Profile of John FoleyEditor, InformationWeek
News & Commentary Posts: 741
John Foley is director, strategic communications, for Oracle Corp. and a former editor of InformationWeek Government.
Articles by John Foley
posted in March 2008
Cell phone manufacturers aren't the only ones pumping new features and functions into mobile devices. Three startups--Kannuu, Aggregate Knowledge, and Ribbit--are getting into the act, too.
Self-service customer support sounds like an oxymoron, but Helpstream insists that it doesn't have to be. The company, which recently secured $8.6 million in series B venture funding, has developed help desk and customer support software that brings together communities of users to assist each other.
Talk about tilting at windmills. WaveMaker CEO Chris Keene is challenging Microsoft's Visual Studio while simultaneously pointing out the drawbacks of Java development. Keene may be suffering delusions of grandeur--or perhaps he's onto something.
Tiversa, a five-year-old company based in Pittsburgh, specializes in knowing what kind of content is being shared over peer-to-peer networks. Until now, it's concentrated on helping businesses find and fix data leaks caused by file-sharing users. But Tiversa's got other plans for its technology, including working with advertisers to understand and respond to user activity on P2P networks.
A Seattle man was sentenced yesterday to 51 months in prison for using peer-to-peer networks to commit identity theft. The case highlights a PC security risk that catches many users and businesses off-guard.
Network management startup PacketTrap has introduced a professional-grade version of its pt360 Tool Suite for network monitoring and diagnostics. The product is aimed at midsize companies, but seems to have caught on with some large corporations, too.
WebMynd, a startup launched in January, has come out with a browser extension that keeps a record of every Web page you view. It's a nifty tool, but a word of warning to would-be users: You may want to shut it off sometimes.
Splunk has introduced a new version of its IT search engine, one that exposes APIs and common services so users, developers, and partners can tie in their own applications. "We're opening up the basic platform," says CEO Michael Baum.

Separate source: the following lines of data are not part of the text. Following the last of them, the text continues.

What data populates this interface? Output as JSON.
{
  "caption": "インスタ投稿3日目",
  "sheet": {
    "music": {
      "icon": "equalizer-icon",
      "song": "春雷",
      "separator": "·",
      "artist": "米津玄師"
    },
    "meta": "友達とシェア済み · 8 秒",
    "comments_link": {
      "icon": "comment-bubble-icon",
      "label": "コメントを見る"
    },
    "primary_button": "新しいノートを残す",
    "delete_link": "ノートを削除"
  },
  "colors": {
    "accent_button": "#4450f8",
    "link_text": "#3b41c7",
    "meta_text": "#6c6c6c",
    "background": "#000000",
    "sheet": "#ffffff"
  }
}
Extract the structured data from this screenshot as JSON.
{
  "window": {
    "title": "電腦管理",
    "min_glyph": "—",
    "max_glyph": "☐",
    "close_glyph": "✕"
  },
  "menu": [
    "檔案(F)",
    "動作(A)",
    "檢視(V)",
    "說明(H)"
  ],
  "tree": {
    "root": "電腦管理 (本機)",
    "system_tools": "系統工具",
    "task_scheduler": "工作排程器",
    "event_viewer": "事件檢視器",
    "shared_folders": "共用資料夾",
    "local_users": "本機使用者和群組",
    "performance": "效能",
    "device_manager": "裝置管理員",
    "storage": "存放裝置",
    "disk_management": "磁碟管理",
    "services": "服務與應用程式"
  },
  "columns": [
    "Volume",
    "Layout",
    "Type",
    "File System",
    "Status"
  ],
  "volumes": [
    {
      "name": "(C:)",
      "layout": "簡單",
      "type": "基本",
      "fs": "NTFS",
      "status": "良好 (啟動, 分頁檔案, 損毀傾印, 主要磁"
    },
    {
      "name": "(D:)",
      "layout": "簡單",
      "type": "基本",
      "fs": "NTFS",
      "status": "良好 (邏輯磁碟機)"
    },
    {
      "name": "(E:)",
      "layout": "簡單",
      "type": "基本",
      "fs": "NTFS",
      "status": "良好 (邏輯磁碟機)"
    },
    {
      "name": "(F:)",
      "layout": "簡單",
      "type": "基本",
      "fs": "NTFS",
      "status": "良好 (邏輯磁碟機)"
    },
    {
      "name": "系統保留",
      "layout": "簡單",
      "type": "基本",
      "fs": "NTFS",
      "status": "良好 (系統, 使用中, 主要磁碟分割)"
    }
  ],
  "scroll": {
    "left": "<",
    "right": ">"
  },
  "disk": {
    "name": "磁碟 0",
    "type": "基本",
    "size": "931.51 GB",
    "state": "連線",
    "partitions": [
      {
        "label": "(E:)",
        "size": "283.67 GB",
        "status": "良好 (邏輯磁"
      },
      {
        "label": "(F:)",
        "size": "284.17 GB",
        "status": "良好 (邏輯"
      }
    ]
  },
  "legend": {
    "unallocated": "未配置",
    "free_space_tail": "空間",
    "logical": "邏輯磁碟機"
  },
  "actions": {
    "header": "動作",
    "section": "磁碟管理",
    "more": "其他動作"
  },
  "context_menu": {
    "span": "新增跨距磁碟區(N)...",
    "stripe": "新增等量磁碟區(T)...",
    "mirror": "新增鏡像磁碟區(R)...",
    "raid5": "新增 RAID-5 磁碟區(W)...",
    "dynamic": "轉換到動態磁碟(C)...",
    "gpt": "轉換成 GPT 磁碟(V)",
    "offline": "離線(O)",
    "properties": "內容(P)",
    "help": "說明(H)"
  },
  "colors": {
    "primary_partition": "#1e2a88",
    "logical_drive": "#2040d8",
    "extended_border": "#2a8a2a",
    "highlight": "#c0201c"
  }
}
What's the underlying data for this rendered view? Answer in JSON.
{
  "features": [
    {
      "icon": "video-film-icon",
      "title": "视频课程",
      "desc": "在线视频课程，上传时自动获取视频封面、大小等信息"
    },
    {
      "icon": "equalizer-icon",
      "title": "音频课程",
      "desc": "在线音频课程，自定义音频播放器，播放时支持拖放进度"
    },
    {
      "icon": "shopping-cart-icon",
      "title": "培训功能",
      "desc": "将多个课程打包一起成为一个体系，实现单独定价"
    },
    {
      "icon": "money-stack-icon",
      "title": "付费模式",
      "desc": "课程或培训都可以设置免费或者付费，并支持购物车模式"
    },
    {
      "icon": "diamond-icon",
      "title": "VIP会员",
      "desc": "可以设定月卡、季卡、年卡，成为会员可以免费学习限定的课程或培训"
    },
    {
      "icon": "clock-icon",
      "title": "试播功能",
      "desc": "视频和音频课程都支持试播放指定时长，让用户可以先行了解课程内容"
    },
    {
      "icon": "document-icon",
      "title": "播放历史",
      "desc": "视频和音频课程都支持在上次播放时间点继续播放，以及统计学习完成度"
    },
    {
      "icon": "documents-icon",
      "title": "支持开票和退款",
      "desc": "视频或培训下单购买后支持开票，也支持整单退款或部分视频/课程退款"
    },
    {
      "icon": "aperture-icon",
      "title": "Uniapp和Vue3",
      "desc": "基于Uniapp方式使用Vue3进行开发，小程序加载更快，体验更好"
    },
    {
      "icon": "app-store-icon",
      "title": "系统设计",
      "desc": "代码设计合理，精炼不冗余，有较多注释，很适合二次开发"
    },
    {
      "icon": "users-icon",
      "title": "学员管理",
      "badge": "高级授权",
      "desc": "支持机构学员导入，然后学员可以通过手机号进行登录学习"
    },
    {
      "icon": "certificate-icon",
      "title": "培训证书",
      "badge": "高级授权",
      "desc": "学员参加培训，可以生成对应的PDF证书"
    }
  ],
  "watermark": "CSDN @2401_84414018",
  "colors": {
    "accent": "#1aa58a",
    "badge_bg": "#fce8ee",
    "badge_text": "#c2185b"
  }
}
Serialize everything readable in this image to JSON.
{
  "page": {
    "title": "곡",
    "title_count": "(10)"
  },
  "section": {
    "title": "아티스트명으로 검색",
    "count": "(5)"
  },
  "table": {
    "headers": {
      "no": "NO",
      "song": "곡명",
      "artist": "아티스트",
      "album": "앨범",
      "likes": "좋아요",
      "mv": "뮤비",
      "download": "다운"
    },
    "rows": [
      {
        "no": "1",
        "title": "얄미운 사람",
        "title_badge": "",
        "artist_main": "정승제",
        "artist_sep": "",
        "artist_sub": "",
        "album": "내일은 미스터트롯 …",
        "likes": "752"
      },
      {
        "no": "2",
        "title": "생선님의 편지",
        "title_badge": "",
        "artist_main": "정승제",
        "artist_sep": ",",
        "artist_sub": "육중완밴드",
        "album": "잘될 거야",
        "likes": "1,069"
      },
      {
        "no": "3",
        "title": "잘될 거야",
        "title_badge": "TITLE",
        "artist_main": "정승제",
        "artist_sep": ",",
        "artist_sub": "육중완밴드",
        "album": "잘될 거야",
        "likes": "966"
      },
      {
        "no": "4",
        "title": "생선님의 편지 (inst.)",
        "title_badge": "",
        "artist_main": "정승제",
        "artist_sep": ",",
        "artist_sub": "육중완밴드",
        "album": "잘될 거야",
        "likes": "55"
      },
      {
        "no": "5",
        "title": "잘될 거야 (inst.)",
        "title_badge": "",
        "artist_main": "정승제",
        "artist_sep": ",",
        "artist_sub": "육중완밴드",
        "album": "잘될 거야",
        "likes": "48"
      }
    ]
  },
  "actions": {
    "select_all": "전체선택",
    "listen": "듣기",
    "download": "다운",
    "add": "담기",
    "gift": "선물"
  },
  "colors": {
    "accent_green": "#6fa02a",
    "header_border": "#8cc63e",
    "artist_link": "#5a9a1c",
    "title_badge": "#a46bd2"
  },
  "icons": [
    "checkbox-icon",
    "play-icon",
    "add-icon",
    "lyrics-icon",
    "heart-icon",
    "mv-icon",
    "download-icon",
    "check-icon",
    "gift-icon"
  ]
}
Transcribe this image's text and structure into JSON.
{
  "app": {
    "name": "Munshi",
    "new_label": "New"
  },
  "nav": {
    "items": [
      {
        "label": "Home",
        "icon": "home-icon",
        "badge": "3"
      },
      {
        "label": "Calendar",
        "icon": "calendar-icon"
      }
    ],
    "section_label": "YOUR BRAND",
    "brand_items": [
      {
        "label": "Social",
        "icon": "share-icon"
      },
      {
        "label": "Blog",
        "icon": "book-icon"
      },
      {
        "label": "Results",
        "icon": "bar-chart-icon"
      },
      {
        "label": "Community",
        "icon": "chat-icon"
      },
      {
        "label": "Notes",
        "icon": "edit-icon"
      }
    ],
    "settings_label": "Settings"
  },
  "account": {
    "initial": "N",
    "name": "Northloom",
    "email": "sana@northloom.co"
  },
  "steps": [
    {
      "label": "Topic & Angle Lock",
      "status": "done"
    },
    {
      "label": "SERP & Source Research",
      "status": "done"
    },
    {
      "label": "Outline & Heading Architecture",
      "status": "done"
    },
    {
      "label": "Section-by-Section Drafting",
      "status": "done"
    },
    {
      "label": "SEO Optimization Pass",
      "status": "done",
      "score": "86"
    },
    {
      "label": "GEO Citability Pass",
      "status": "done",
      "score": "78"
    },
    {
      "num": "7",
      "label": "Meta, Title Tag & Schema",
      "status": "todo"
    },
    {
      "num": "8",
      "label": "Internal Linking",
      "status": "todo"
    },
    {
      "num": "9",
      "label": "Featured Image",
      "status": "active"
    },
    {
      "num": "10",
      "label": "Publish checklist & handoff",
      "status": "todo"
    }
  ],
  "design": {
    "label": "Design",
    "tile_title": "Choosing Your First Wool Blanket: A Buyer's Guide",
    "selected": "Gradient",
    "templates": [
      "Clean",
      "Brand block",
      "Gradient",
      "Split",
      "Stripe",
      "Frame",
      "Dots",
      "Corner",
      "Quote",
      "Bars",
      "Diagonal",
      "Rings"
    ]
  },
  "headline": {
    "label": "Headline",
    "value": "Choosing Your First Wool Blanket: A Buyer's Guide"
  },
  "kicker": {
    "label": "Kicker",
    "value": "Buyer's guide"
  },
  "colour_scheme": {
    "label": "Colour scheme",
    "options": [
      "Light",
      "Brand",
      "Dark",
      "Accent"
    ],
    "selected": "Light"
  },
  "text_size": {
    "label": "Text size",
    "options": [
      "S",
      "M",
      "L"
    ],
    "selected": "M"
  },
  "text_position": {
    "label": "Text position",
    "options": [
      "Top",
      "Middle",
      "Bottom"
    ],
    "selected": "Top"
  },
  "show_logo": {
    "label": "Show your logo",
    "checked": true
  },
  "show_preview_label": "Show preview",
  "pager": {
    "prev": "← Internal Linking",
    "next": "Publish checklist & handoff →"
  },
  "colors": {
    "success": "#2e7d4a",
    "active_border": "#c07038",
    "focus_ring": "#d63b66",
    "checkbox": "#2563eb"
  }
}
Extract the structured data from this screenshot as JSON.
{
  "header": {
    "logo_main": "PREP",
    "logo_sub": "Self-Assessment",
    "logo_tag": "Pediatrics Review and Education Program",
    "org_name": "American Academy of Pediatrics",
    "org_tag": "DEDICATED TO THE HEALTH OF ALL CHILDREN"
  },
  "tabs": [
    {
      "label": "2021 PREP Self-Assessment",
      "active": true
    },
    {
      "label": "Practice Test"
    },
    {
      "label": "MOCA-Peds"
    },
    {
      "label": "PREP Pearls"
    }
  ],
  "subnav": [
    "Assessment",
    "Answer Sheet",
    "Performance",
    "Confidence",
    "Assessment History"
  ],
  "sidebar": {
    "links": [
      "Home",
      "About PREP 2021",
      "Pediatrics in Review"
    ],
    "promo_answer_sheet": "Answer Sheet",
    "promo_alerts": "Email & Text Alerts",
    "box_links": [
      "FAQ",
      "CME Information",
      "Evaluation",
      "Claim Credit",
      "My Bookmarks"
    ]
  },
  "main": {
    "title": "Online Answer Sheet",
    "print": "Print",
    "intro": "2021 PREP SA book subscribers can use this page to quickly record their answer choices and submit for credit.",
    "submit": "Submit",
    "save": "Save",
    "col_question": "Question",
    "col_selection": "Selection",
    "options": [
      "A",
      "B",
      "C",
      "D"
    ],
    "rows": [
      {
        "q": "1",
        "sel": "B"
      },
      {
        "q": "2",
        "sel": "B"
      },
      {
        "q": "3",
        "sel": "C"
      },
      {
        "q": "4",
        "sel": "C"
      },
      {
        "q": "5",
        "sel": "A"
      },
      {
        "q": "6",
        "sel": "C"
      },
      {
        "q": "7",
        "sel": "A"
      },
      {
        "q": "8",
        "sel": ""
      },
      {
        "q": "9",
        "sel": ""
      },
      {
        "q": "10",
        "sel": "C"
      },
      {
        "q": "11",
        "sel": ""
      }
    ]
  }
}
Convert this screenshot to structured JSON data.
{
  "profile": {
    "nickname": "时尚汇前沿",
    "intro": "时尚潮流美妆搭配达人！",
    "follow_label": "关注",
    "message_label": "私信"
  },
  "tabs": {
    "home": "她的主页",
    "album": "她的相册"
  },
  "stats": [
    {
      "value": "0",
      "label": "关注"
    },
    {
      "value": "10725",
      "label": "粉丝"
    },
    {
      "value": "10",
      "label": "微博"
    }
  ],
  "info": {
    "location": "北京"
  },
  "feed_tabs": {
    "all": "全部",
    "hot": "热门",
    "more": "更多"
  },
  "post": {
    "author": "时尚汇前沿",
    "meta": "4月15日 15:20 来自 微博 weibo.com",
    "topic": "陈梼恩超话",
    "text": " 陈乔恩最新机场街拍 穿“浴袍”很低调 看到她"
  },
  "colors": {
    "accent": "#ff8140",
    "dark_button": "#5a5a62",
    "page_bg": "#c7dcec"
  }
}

I got good advice from Silicon Valley investors about Project Melville, my stealth-mode Web business, but no money. Everyone agreed my best bet is to bootstrap it. In other words, don't quit my day job, eat brown bag lunches, and pull in a few friends as roll-up-your-shirtsleeves partners.
How does an up-and-coming Chinese outsourcing company get the attention of U.S. businesses? Augmentum's answer: Don't get painted into the corner of low-end software development and stay close to your customers.
Event planners for the Software 2008 conference, to be held April 29-30 in Las Vegas, have extended the application deadline for companies interested in participating in the event's Innovation Showcase. The Innovation Showcase has emerged as one of the premier venues for startups and established software companies alike to unveil compelling new products and services.
On the site of a former drive-in movie theater in Council Bluffs, Iowa, a new Google data center is approaching the midpoint of a two-year construction project. The data center will eventually house thousands of servers, in effect becoming Google's Midwest nerve center.
On his Pmarca blog today, Marc Andreessen comes out in support of Barack Obama in the race for the Democratic presidential nomination. Andreessen bases his endorsement on a private 90-minute meeting last year in which, he says, Obama "grilled him" on the impact social networking would have on politics.